It worked, but like many "medical procedures" did have side effects. While I was not allowed to take PE in school (something I am honestly not unhappy about) I was not made to be, or to feel like an invalid. So I learned to pace myself and endurance and walking became my things. As a teen, participating in the school science club camp outs, I know our sponsoring teacher kept a close eye on me (dad was also a teacher, you know!). He was an older gent, thought regularly carrying a 50 lb pack, and while many of my classmates made like rabbits in the tortoise and the hare story at the beginning of our hikes, our teacher and I kept a slower, but steady pace and usually made it to our goal together and ahead of the rest, who were spent and resting. As a result of this type of exercise, I never found any issues of turning blue as I grew. Hearts are muscles, you know, and like other muscles, grow upon exercise. So if you call me "big hearted" I will take it literally. Mine is, so I am told, the size of an NFL linebacker!

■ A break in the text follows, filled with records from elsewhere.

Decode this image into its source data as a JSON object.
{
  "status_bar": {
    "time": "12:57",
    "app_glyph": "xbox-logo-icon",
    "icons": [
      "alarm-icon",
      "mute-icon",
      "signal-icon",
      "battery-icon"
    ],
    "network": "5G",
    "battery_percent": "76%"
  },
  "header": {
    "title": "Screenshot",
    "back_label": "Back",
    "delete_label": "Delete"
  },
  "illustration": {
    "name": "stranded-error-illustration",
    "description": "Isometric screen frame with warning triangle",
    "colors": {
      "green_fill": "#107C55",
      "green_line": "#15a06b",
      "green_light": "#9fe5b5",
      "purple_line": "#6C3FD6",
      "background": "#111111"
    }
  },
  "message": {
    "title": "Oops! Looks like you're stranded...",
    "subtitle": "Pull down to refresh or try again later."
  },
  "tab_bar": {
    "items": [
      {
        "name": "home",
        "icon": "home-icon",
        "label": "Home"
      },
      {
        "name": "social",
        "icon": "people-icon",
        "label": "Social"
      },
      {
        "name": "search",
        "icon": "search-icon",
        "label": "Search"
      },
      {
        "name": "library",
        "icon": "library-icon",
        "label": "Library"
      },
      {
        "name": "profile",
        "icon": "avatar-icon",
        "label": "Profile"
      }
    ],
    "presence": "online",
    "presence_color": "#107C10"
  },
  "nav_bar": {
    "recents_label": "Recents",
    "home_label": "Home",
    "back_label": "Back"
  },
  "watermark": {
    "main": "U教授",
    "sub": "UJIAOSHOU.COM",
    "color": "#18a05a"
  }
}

So between being raised without physical competition (this must have been really hard for my dad, who was also a coach!) -- though I had by nature a very competitive personality, and as a young child, the use of food -- namely home made chocolate-peanutbutte fudge -- to keep me calm, I made it to my mid 20s. And had open heart surgery. And lived to tell the tale.
So, had I been born -- as me, to my parents -- in pioneer days, or earlier, I would have died. No doubt about it. If not earlier (can you really imagine pioneer life without stress??) then when I got pregnant or attempted to birth a baby. I have no doubt of this. So in a sense the last 43 years, more or less, have been a gift. As are my 5 daughters and the myriad of experiences I have had.
And on top of all that, I can haul hay and grain, turn the earth, plant, weed, grow and harvest, put by, and later enjoy the fruits and vegetables of my labor. I can run the electric saw around in circles and paint, cut cardboard and package wonderful painted blessings and prayers. I can walk goats and chase poultry (even if I do have to out smart them to catch them for wing clipping!) and spin and weave. And keep at it, even when every muscle in my body hurts, if need be. And sit in a hot bath with Epsom salts sipping my wine, if need be as well. And now and then haul my butt to Dover-Foxcroft to be worked on by my massage therapist. Not often enough, but it gets me by.
So maybe 68 isn't old. My dad might have a different idea. I know some "old Mainers" who would likely disagree -- and others who would not. But old doesn't have to mean you stop. Probably will mean you better get used to change, though. Beats the heck outa the alternative.